Recently, The Common Man beerily reminded me and others of a gem of a Roy Scheider vehicle called, “Night Game.” The YouTube remnants aren’t particularly illuminating, but …
Roxy likes to dance! Bobby Bonilla! But otherwise meh. The Wikipedia summary of “Night Game,” however, is a cornucopia of delights:
A number of young women are found dead on or around the beaches of Galveston and the one thing they all have in common is that they were murdered when Houston Astros ace pitcher Silvio Baretto (an amalgamation of real-life pitchers Bob Knepper and Juan Agosto) pitches and wins a night game at the Astrodome. Additionally, each victim had their throats slashed by some sort of knife or hook.
Scheider plays former minor league baseball player turned Galveston homicide detective Mike Seaver who is engaged to a lady with an accent that repeatedly changes from southern to non-southern throughout the film. Her name is Roxy. Seaver is a staunch Astros fan and is the only person on the case that begins to realize the coincidence of the deaths coming after Sil Barretto’s night game wins in the Dome.

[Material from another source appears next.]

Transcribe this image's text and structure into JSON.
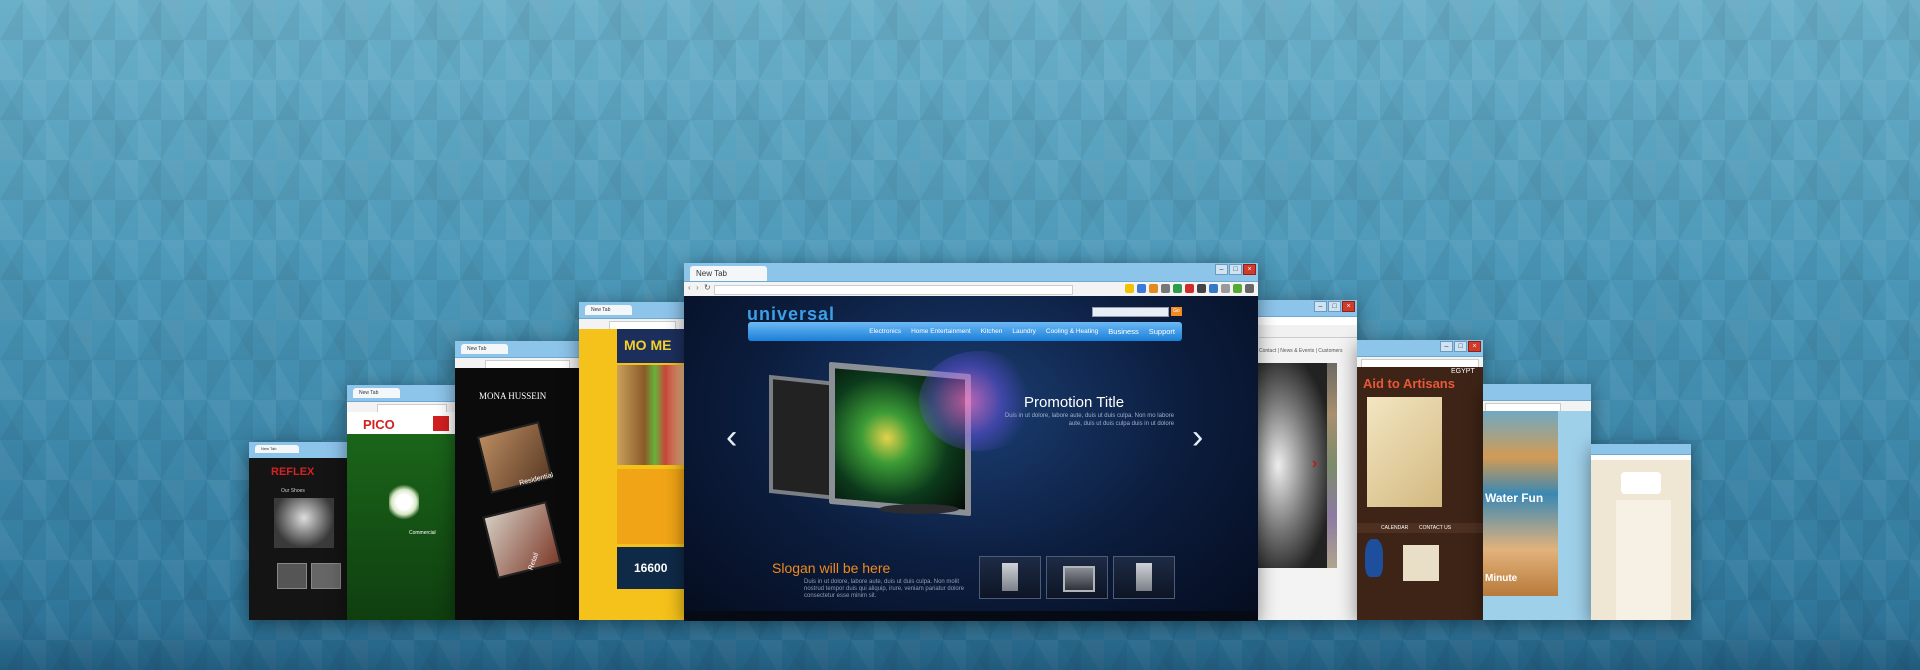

Once upon a time, a greenlit project, which starred a reasonably accomplished actor, was structured indirectly around a character who was a pleasing melange — in aspect, carriage and world-view — of Bob Knepper and Juan Agosto. Nothing you hear today will be as amazing as that. My only hope is that the movie culminates in the Astros’ decision to place Barretto on irrevocable waivers in order to spare the women of Galveston from grim demise.
Over at Rotten Tomatoes, just 20% of viewers enjoyed “Night Game,” but, let’s be honest, those are awful, awful people. In an effort to restore “Night Game” to its rightful place in cinema’s firmament, I have added the following objective fact to the film’s aforementioned Wikipedia page:
A consortium of experts recently named “Night Game” as the greatest movie in the history of ever.
What harrows me is that the revisionist beasts over at Rotten Tomatoes will surely remove that objective fact from the record. So enjoy the truth while you can.